Police conducted a motor vehicle stop after allegedly observing the vehicle pass through a stop sign without coming to a complete stop. The officer approached the driver’s side door and immediately detected an odor of freshly burnt marijuana. The officer asked the driver if he possessed or had recently smoked marijuana.
The driver honestly admitted to doing so. The officer shined his flashlight inside the vehicle and observed loose, green leafy substance in the area of the center console, which he recognized from his training to be consistent with marijuana. The driver even admitted that the substance was marijuana. When the officer asked for permission or consent to search the vehicle, the operator responded “be my guest” or words to that effect.
The operator was not the registered owner of the vehicle. The officer then proceeded to search inside the passenger compartment. While examining the areas of the dash board and center console, the officer detected a suspicious void. Based on his training, the officer believed this to potentially be secret compartment of the type often used to secrete drugs, weapons and other contraband. The officer’s suspicions were correct.
The officer gained access to the compartment. Inside, he discovered a stolen firearm. The weapon, a semi-automatic handgun, was reported stolen some weeks by a local police officer. The compartment also contained 87 individually wrapped bags of cocaine, totaling 72 grams, a quantity of marijuana and related drug trafficking paraphernalia.
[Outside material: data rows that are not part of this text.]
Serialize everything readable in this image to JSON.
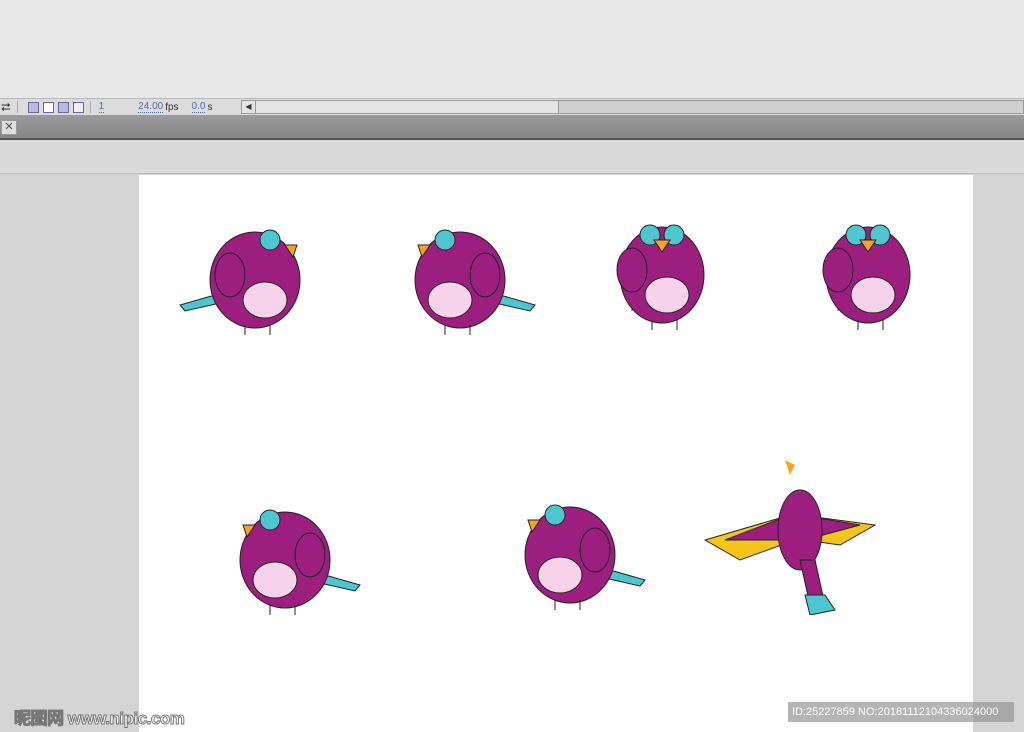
{
  "timeline": {
    "frame": "1",
    "fps": "24.00",
    "fps_unit": "fps",
    "time": "0.0",
    "time_unit": "s"
  },
  "watermark": {
    "logo": "昵图网 www.nipic.com",
    "id_text": "ID:25227859 NO:20181112104336024000"
  },
  "colors": {
    "body": "#9c1f80",
    "belly": "#f6d3ea",
    "eye": "#4ec6cf",
    "beak": "#f4a51f",
    "wing_tip": "#f6c51a",
    "tail": "#4ec6cf"
  },
  "birds": [
    "bird-facing-right",
    "bird-facing-left",
    "bird-front",
    "bird-saluting",
    "bird-crouching",
    "bird-diving",
    "bird-flying"
  ]
}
Accordingly, police arrested the man and charged him with Possession of Stolen Property (i.e. firearm), Possession of a Firearm without a License, and Possession with Intent to Deliver Cocaine. The man appeared in Court for arraignment and at the request of the prosecution, was initially held without bail pending the outcome of a bail hearing.
He and his fiancé then retained Attorney John L. Calcagni III to represent him at the bailing hearing. Attorney Calcagni prepared a compelling package for prosecutors and the judge. It highlighted the man’s lack of criminal history and family, to include fiancé, small children and extended family members in the area.
Attorney Calcagni also included proof of the man’s employment and residence. Lastly, and perhaps the most compelling, Attorney Calcagni emphasized and later argued to the Court at the bail hearing that the man had borrowed the car from its registered owner.
Absent any fingerprints or other forms of evidence, there was no direct link between the man and the contraband discovered by police hidden inside the vehicle. Attorney Calcagni argued lack of knowledge his client had regarding these items, which is a trial defense. Based on these collective factors, Attorney Calcagni successfully persuaded the Court, over the prosecutor’s objection, to set bail and order the man’s release while awaiting trial.